She did, however, enjoy her visit: “I loved it. It’s a very old city, a very dirty city. The rubbish in the gutters was… amazing! Very dilapidated in many respects, and reeking with character.”
She takes delight in explaining that the primary industry in Nashville is printing, not music.
She says she “spent a lot of time tottering around the honky tonks, little wee dark places, the smoke is thick, and you find a little table in the corner. A lot of the musicians there make their living busking. They’ll hop up there (the stage) and play. Bands are playing there 24 hours a day. One musician will get tired and step down for a break and another will step up to take his place.

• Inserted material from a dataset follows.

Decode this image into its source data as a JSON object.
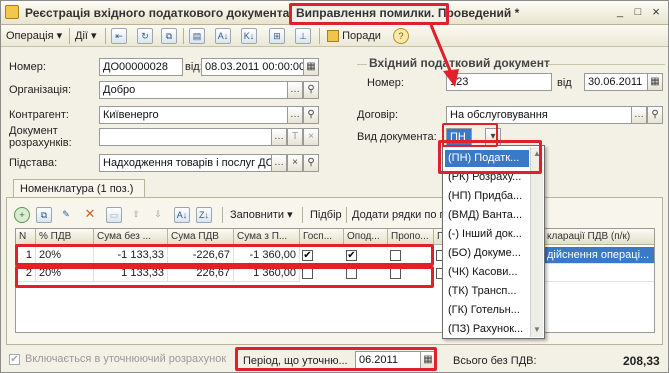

“Some of the musicians there were just incredible yet they are the ones who can’t make it. I saw a lot of musicians there who were as good if not better than those already in groups, but they just haven’t had that lucky break. Luck has got such a lot to do with it.
“I could have just filled up a jumbo jet and brought home all these musicians who I would just love to back me.”
Patsy herself enjoyed getting up and singing a few songs in these honky tonks.
Already this year her schedule is on overload, and stretches through into 1984. It includes the popular country TV show That’s Country (soon to be broadcast in America), trips to Australia and Nashville. And somewhere in there she has to find time to record another album. GARY STEEL
Notes: This is the story with which I discovered that I didn’t have to be a fan to enjoy interviewing or writing about the artist. But just reading it turns me a bright shade of shamed red: for having such a cursory understanding of country music at the time, and for such poor sentence construction. But in the interests of the truth, all things must pass!